A lot of people swear by The Ball Blue Book as the basic text of home canning. Since you're drowning in produce right now and may not have time to wait for a book to arrive, check out Ball's website FreshPreserving.com. They have some step-by-step tutorials and recipes that should get you started.

Have fun!

Thanks so much!

BeefCheeks is an author, editor, and food journalist.

"The food was terrible. And such small portions...."

--Alvy Singer

Link to comment
Share on other sites

Beef Cheeks, you will have great fun with canning. If you have any questions, post them here, or call your local Extension office.

I am an Extension Specialist (we used to be called Extension Agents) and our office spends a great deal of time walking people thru their canning efforts. (I am not a food and nutrition specialist--I work with 4-H, but I have been canning for lo these many years.)

If you google your state + extension, you will find a link to your local office.

Sometimes offices will have the Ball Blue Book for sale. Walmart or other sources of canning jars and lids often have copies for sale, too. Or check the library, but make sure they have a current copy, published sometime in the last 5 years.
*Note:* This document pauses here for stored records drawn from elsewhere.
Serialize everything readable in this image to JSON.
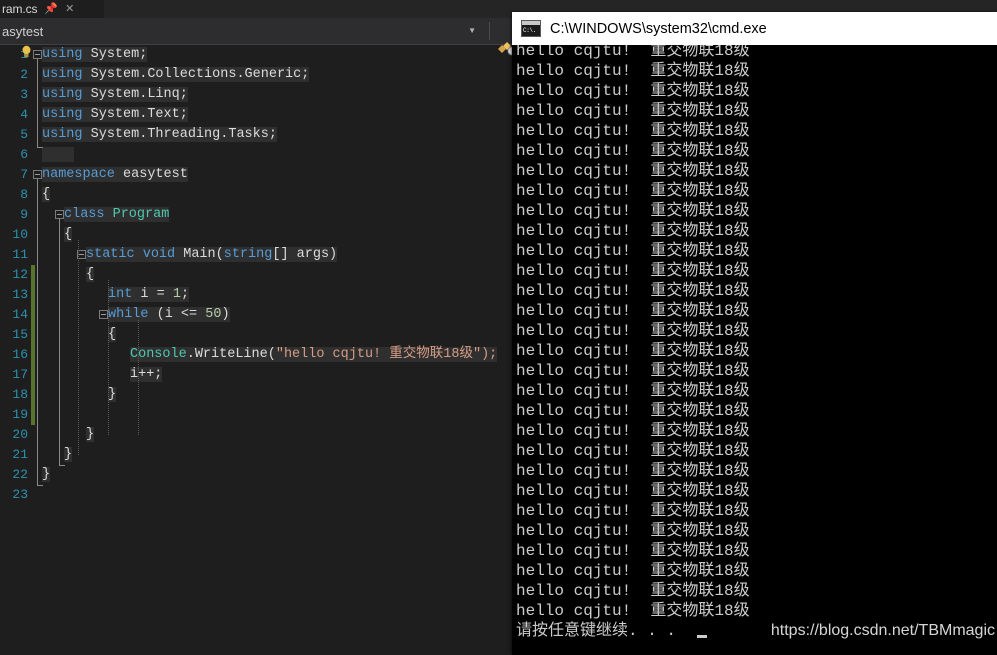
{
  "editor": {
    "tab": {
      "label": "ram.cs",
      "pin_icon": "pin-icon",
      "close_icon": "close-icon"
    },
    "navbar": {
      "scope_value": "asytest",
      "chevron_icon": "chevron-down-icon",
      "member_icon": "method-icon"
    },
    "line_numbers": [
      "1",
      "2",
      "3",
      "4",
      "5",
      "6",
      "7",
      "8",
      "9",
      "10",
      "11",
      "12",
      "13",
      "14",
      "15",
      "16",
      "17",
      "18",
      "19",
      "20",
      "21",
      "22",
      "23"
    ],
    "lightbulb_icon": "lightbulb-icon",
    "code_lines": [
      {
        "n": 1,
        "indent": 0,
        "tokens": [
          {
            "t": "using",
            "c": "kw"
          },
          {
            "t": " System;",
            "c": "pln"
          }
        ]
      },
      {
        "n": 2,
        "indent": 0,
        "tokens": [
          {
            "t": "using",
            "c": "kw"
          },
          {
            "t": " System.Collections.Generic;",
            "c": "pln"
          }
        ]
      },
      {
        "n": 3,
        "indent": 0,
        "tokens": [
          {
            "t": "using",
            "c": "kw"
          },
          {
            "t": " System.Linq;",
            "c": "pln"
          }
        ]
      },
      {
        "n": 4,
        "indent": 0,
        "tokens": [
          {
            "t": "using",
            "c": "kw"
          },
          {
            "t": " System.Text;",
            "c": "pln"
          }
        ]
      },
      {
        "n": 5,
        "indent": 0,
        "tokens": [
          {
            "t": "using",
            "c": "kw"
          },
          {
            "t": " System.Threading.Tasks;",
            "c": "pln"
          }
        ]
      },
      {
        "n": 6,
        "indent": 0,
        "tokens": [
          {
            "t": "    ",
            "c": "pln"
          }
        ]
      },
      {
        "n": 7,
        "indent": 0,
        "tokens": [
          {
            "t": "namespace",
            "c": "kw"
          },
          {
            "t": " easytest",
            "c": "pln"
          }
        ]
      },
      {
        "n": 8,
        "indent": 0,
        "tokens": [
          {
            "t": "{",
            "c": "punc"
          }
        ]
      },
      {
        "n": 9,
        "indent": 1,
        "tokens": [
          {
            "t": "class ",
            "c": "kw"
          },
          {
            "t": "Program",
            "c": "typ"
          }
        ]
      },
      {
        "n": 10,
        "indent": 1,
        "tokens": [
          {
            "t": "{",
            "c": "punc"
          }
        ]
      },
      {
        "n": 11,
        "indent": 2,
        "tokens": [
          {
            "t": "static",
            "c": "kw"
          },
          {
            "t": " ",
            "c": "pln"
          },
          {
            "t": "void",
            "c": "kw"
          },
          {
            "t": " Main(",
            "c": "pln"
          },
          {
            "t": "string",
            "c": "kw"
          },
          {
            "t": "[] args)",
            "c": "pln"
          }
        ]
      },
      {
        "n": 12,
        "indent": 2,
        "tokens": [
          {
            "t": "{",
            "c": "punc"
          }
        ]
      },
      {
        "n": 13,
        "indent": 3,
        "tokens": [
          {
            "t": "int",
            "c": "kw"
          },
          {
            "t": " i = ",
            "c": "pln"
          },
          {
            "t": "1",
            "c": "num"
          },
          {
            "t": ";",
            "c": "pln"
          }
        ]
      },
      {
        "n": 14,
        "indent": 3,
        "tokens": [
          {
            "t": "while",
            "c": "kw"
          },
          {
            "t": " (i <= ",
            "c": "pln"
          },
          {
            "t": "50",
            "c": "num"
          },
          {
            "t": ")",
            "c": "pln"
          }
        ]
      },
      {
        "n": 15,
        "indent": 3,
        "tokens": [
          {
            "t": "{",
            "c": "punc"
          }
        ]
      },
      {
        "n": 16,
        "indent": 4,
        "tokens": [
          {
            "t": "Console",
            "c": "typ"
          },
          {
            "t": ".WriteLine(",
            "c": "pln"
          },
          {
            "t": "\"hello cqjtu! 重交物联18级\");",
            "c": "str"
          }
        ]
      },
      {
        "n": 17,
        "indent": 4,
        "tokens": [
          {
            "t": "i++;",
            "c": "pln"
          }
        ]
      },
      {
        "n": 18,
        "indent": 3,
        "tokens": [
          {
            "t": "}",
            "c": "punc"
          }
        ]
      },
      {
        "n": 19,
        "indent": 3,
        "tokens": [
          {
            "t": "",
            "c": "pln"
          }
        ]
      },
      {
        "n": 20,
        "indent": 2,
        "tokens": [
          {
            "t": "}",
            "c": "punc"
          }
        ]
      },
      {
        "n": 21,
        "indent": 1,
        "tokens": [
          {
            "t": "}",
            "c": "punc"
          }
        ]
      },
      {
        "n": 22,
        "indent": 0,
        "tokens": [
          {
            "t": "}",
            "c": "punc"
          }
        ]
      },
      {
        "n": 23,
        "indent": 0,
        "tokens": [
          {
            "t": "",
            "c": "pln"
          }
        ]
      }
    ],
    "colors": {
      "background": "#1e1e1e",
      "keyword": "#569cd6",
      "type": "#4ec9b0",
      "string": "#d69d85",
      "number": "#b5cea8",
      "line_number": "#2b91af",
      "change_bar_saved": "#57752c"
    }
  },
  "console": {
    "title": "C:\\WINDOWS\\system32\\cmd.exe",
    "app_icon": "cmd-icon",
    "icon_glyph": "C:\\.",
    "output_line": "hello cqjtu!  重交物联18级",
    "output_line_count": 29,
    "prompt_line": "请按任意键继续. . .",
    "cursor": "block-cursor",
    "colors": {
      "background": "#000000",
      "text": "#cccccc",
      "titlebar": "#ffffff"
    }
  },
  "watermark": {
    "text": "https://blog.csdn.net/TBMmagic"
  }
}
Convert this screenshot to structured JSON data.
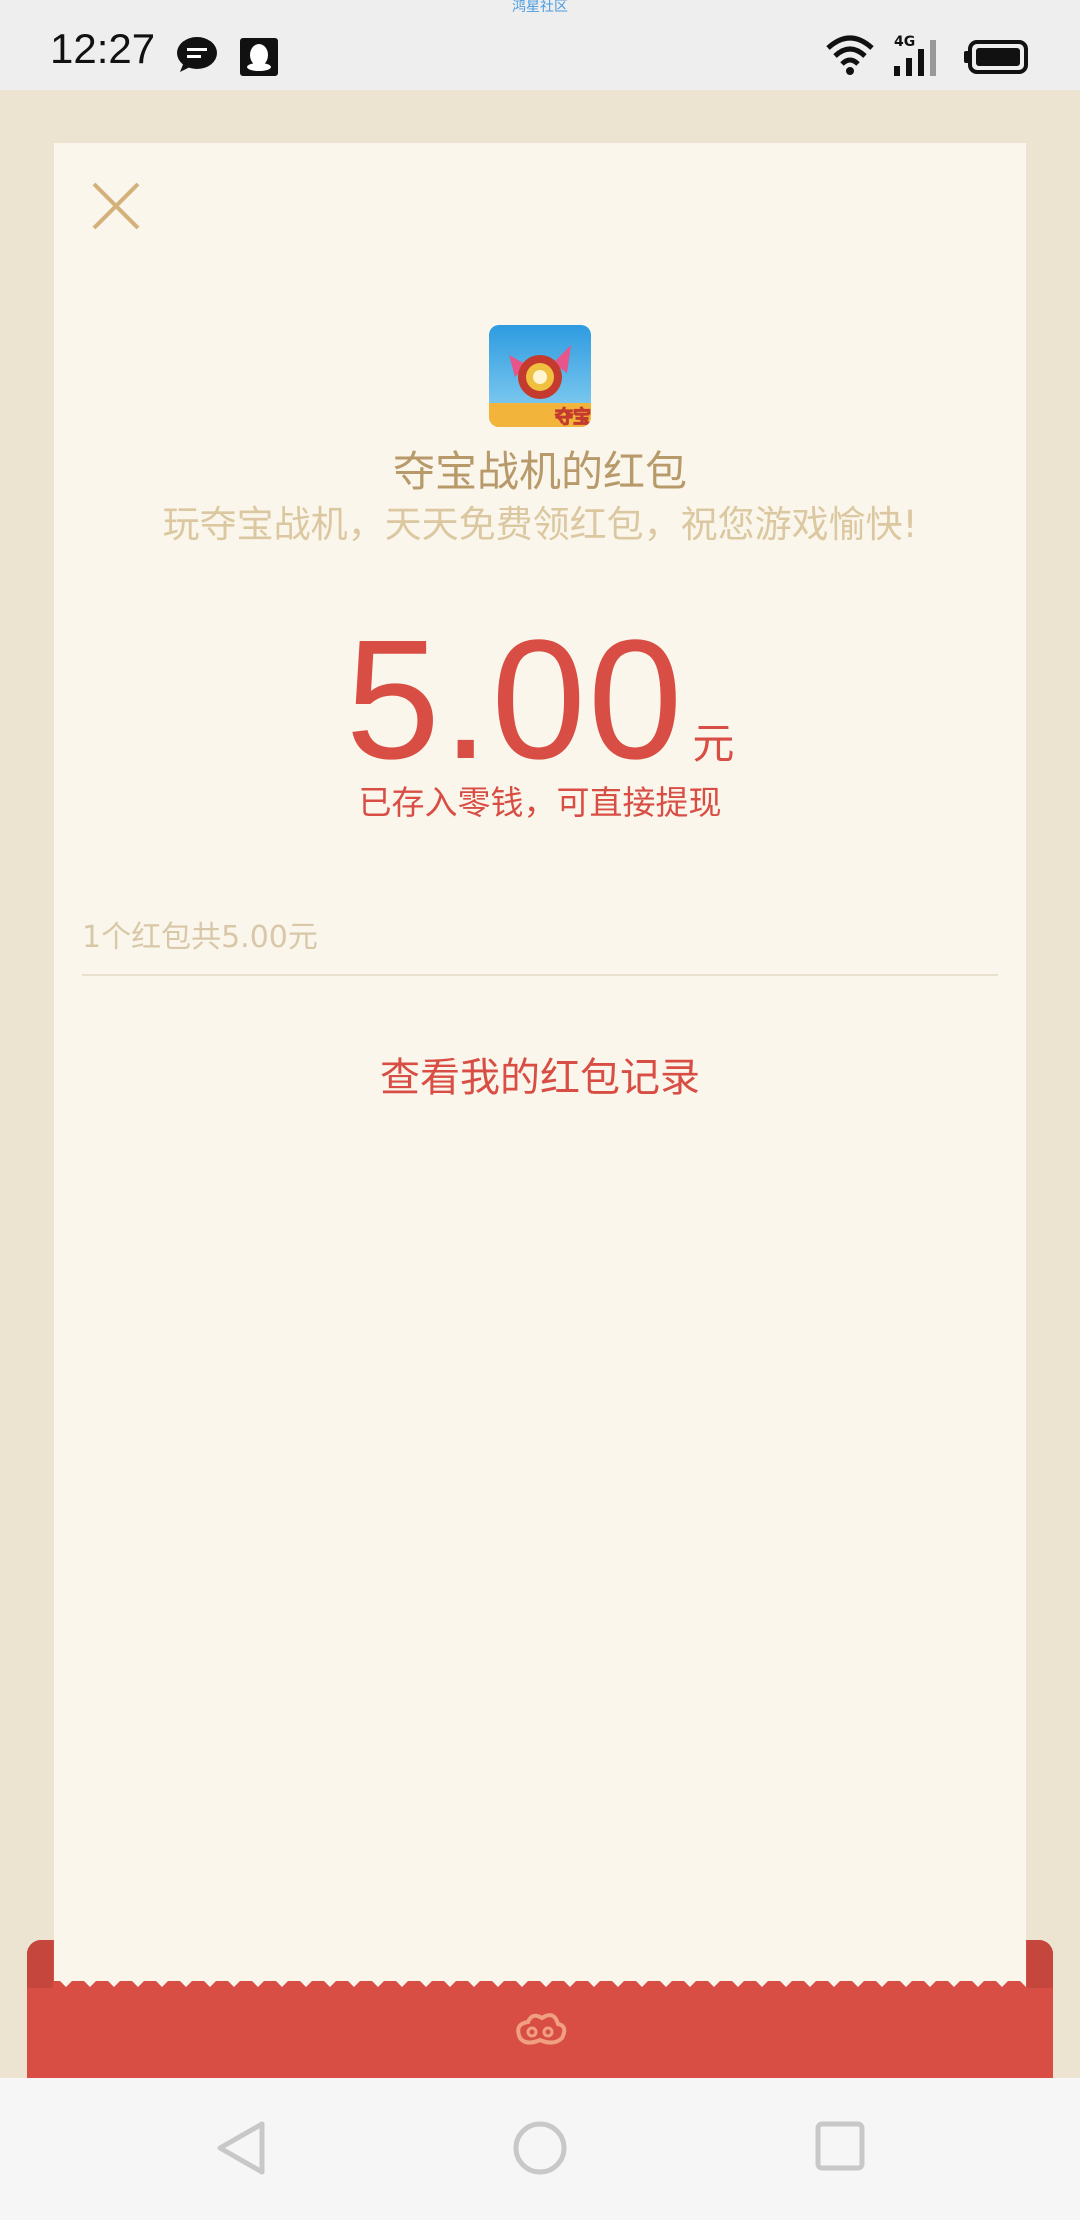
{
  "status_bar": {
    "top_label": "鸿星社区",
    "time": "12:27",
    "network_label": "4G"
  },
  "card": {
    "title": "夺宝战机的红包",
    "subtitle": "玩夺宝战机，天天免费领红包，祝您游戏愉快!",
    "app_icon_text": "夺宝",
    "amount": "5.00",
    "unit": "元",
    "stored_note": "已存入零钱，可直接提现",
    "count_text": "1个红包共5.00元",
    "records_link": "查看我的红包记录"
  },
  "colors": {
    "accent_red": "#D94E44",
    "gold_text": "#B89A6A",
    "card_bg": "#FAF6EC",
    "page_bg": "#ECE3D0"
  }
}
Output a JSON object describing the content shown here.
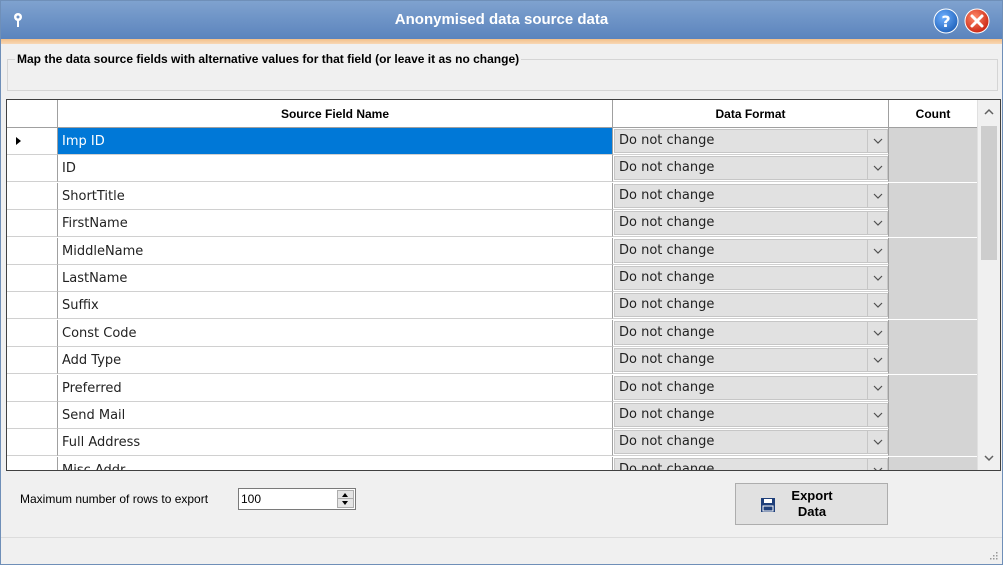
{
  "window": {
    "title": "Anonymised data source data",
    "accent_color": "#5b84bd"
  },
  "group": {
    "legend": "Map the data source fields with alternative values for that field (or leave it as no change)"
  },
  "grid": {
    "columns": [
      "Source Field Name",
      "Data Format",
      "Count"
    ],
    "rows": [
      {
        "field": "Imp ID",
        "format": "Do not change"
      },
      {
        "field": "ID",
        "format": "Do not change"
      },
      {
        "field": "ShortTitle",
        "format": "Do not change"
      },
      {
        "field": "FirstName",
        "format": "Do not change"
      },
      {
        "field": "MiddleName",
        "format": "Do not change"
      },
      {
        "field": "LastName",
        "format": "Do not change"
      },
      {
        "field": "Suffix",
        "format": "Do not change"
      },
      {
        "field": "Const Code",
        "format": "Do not change"
      },
      {
        "field": "Add Type",
        "format": "Do not change"
      },
      {
        "field": "Preferred",
        "format": "Do not change"
      },
      {
        "field": "Send Mail",
        "format": "Do not change"
      },
      {
        "field": "Full Address",
        "format": "Do not change"
      },
      {
        "field": "Misc Addr",
        "format": "Do not change"
      }
    ],
    "selected_index": 0
  },
  "footer": {
    "max_rows_label": "Maximum number of rows to export",
    "max_rows_value": "100",
    "export_label_line1": "Export",
    "export_label_line2": "Data"
  },
  "icons": {
    "title": "pin-icon",
    "help": "help-icon",
    "close": "close-icon",
    "export": "floppy-disk-icon"
  }
}
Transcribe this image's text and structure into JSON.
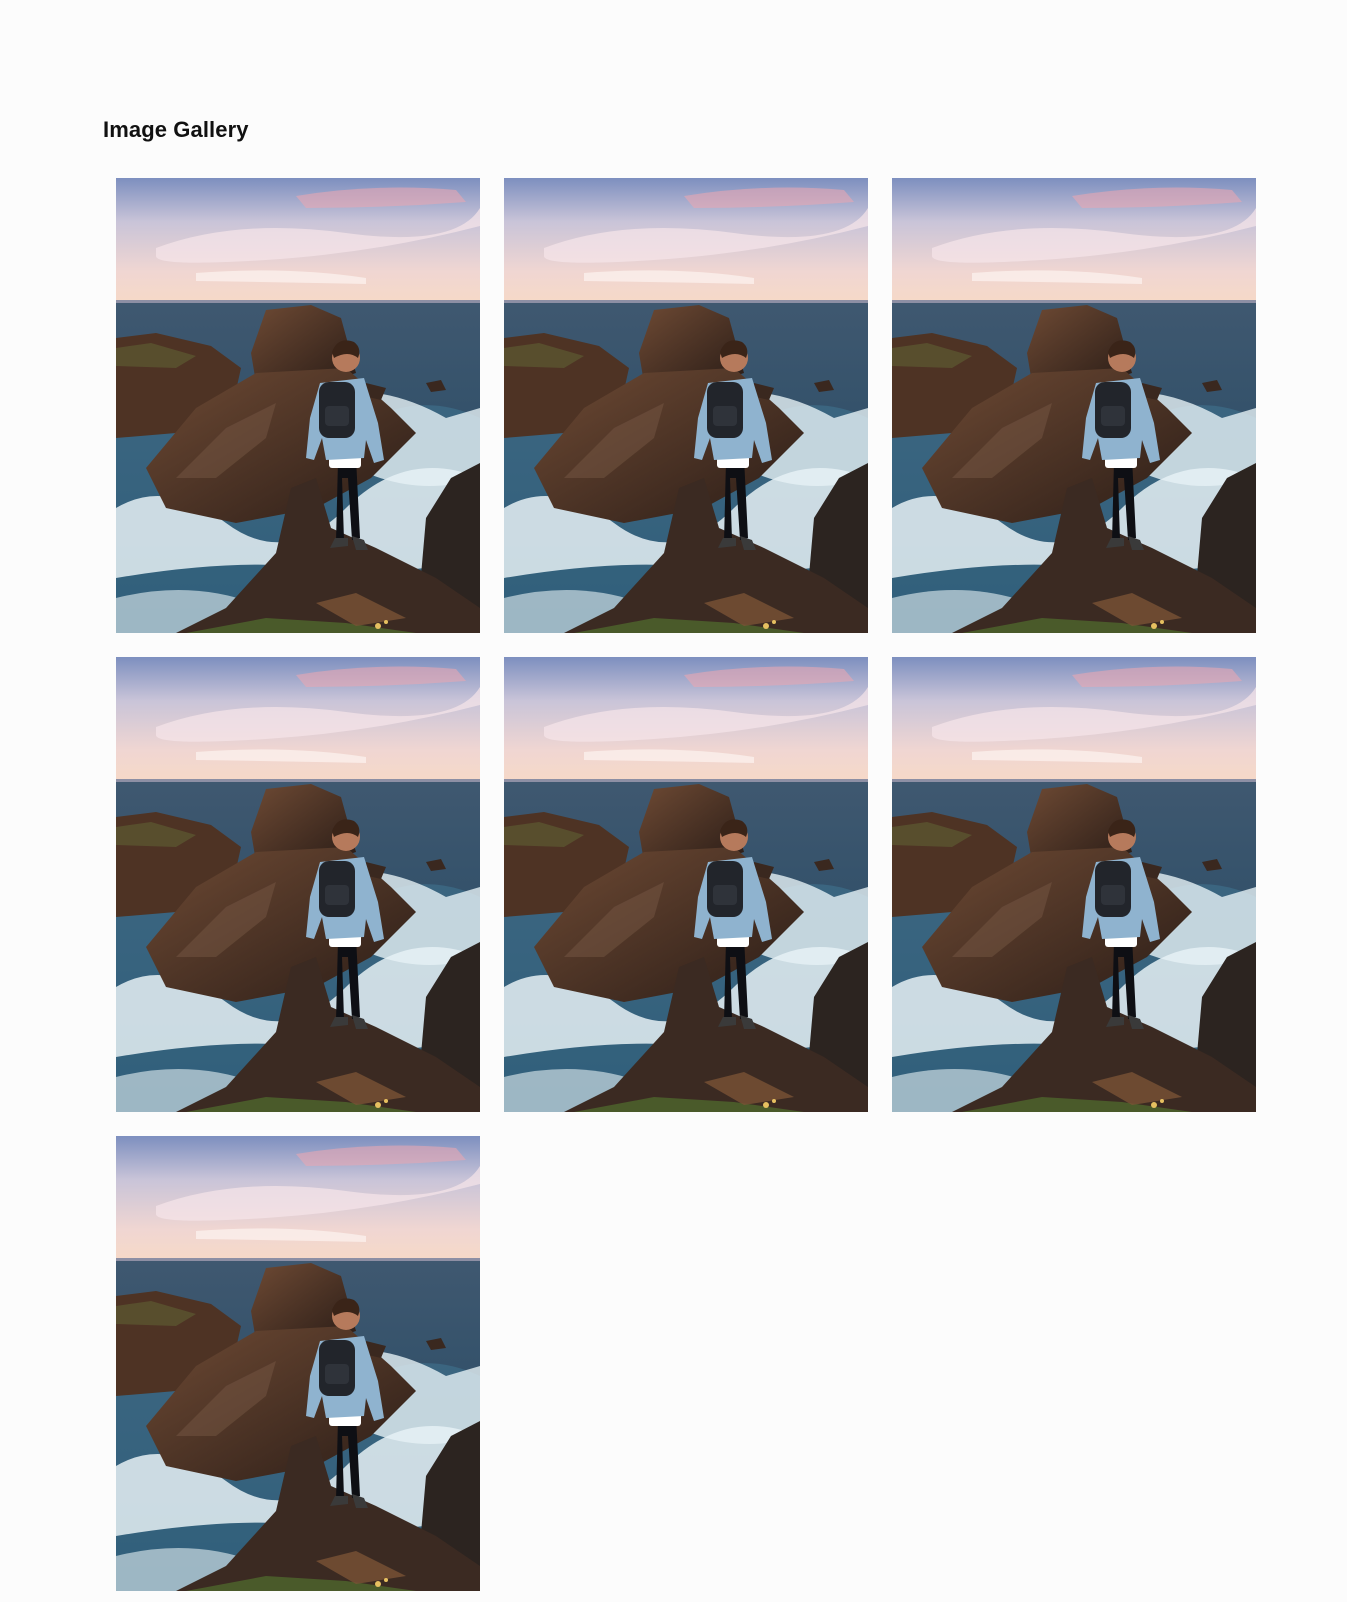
{
  "page": {
    "title": "Image Gallery"
  },
  "gallery": {
    "items": [
      {
        "name": "gallery-photo-1"
      },
      {
        "name": "gallery-photo-2"
      },
      {
        "name": "gallery-photo-3"
      },
      {
        "name": "gallery-photo-4"
      },
      {
        "name": "gallery-photo-5"
      },
      {
        "name": "gallery-photo-6"
      },
      {
        "name": "gallery-photo-7"
      }
    ],
    "photo_subject": "hiker-on-sea-cliff-photo"
  },
  "colors": {
    "background": "#fcfcfc",
    "title": "#111111",
    "sky_top": "#7d8fbf",
    "sky_warm": "#f3cfc6",
    "sea": "#2d4a60",
    "foam": "#dfeef3",
    "rock": "#4a3226",
    "jacket": "#8fb3cf"
  }
}
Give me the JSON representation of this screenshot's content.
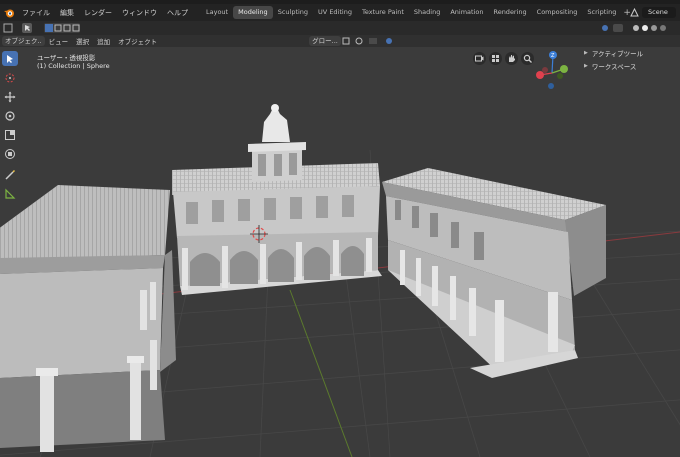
{
  "menu": {
    "items": [
      "ファイル",
      "編集",
      "レンダー",
      "ウィンドウ",
      "ヘルプ"
    ]
  },
  "workspaces": {
    "tabs": [
      "Layout",
      "Modeling",
      "Sculpting",
      "UV Editing",
      "Texture Paint",
      "Shading",
      "Animation",
      "Rendering",
      "Compositing",
      "Scripting"
    ],
    "active": "Modeling"
  },
  "scene": {
    "label": "Scene"
  },
  "header": {
    "mode_label": "オブジェク..",
    "view_label": "ビュー",
    "select_label": "選択",
    "add_label": "追加",
    "object_label": "オブジェクト",
    "orientation_label": "グロー..."
  },
  "viewport": {
    "view_mode": "ユーザー・透視投影",
    "collection_info": "(1) Collection | Sphere"
  },
  "side_panels": {
    "active_tool": "アクティブツール",
    "workspace": "ワークスペース"
  },
  "gizmo": {
    "z_label": "Z",
    "y_label": "Y",
    "x_label": "X",
    "colors": {
      "x": "#e0414e",
      "y": "#7cb342",
      "z": "#3c7fd8"
    }
  },
  "colors": {
    "accent": "#4772b3",
    "menu_bg": "#232323",
    "viewport_bg": "#3b3b3b"
  },
  "icons": [
    "blender-logo-icon",
    "select-box-icon",
    "cursor-icon",
    "move-icon",
    "rotate-icon",
    "scale-icon",
    "transform-icon",
    "annotate-icon",
    "measure-icon",
    "camera-icon",
    "hand-pan-icon",
    "zoom-icon",
    "grid-view-icon"
  ]
}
Old books sometimes have good recipes, but recommendations for canning times and procedures have changed to make them safer

Or send me a pm. The Ball Book is out on the counter from July-September, and I would be glad to look up a recipe for you.

Edited by sparrowgrass (log)
sparrowgrass
Link to comment
Share on other sites

I am going to try one of those posts with pictures and directions--how bout roasted tomato sauce for canning?

First, pick the tomatoes.

gallery_6472_5005_157866.jpg

I guess if I am going to post pictures, I need to go buy a fancy trug or wicker basket. But drywall buckets work for me.

Cut 'em up, and put them on a greased sheet pan with a cut up onion, as much garlic as you like, a green pepper, a stalk or two of celery. I don't peel the tomatoes, but I do peel the onions and garlic.

gallery_6472_5005_24713.jpg

Roast in the oven, 400 degrees, for about an hour. They should be just browning a bit when you take them out.

gallery_6472_5005_491281.jpg

Then I scrape them off into a bowl, and use the stick blender to puree them. No pix of that, too busy scraping tomato puree and seeds off the walls. (My next kitchen paint color will be tomato red, not sunny yellow.)

Pictures of the actual canning process, later.

sparrowgrass
Link to comment
Share on other sites

Oh sparrowgrass, if you are going to post pictures, more of those!

I also use those buckets, and at Home Depot, Homer's 5 Gallon bucket is useful for a gazillion things, and cheap. :wink:

Link to comment
Share on other sites

 Share

  • Recently Browsing   0 members

    • No registered users viewing this page.
×
×
  • Create New...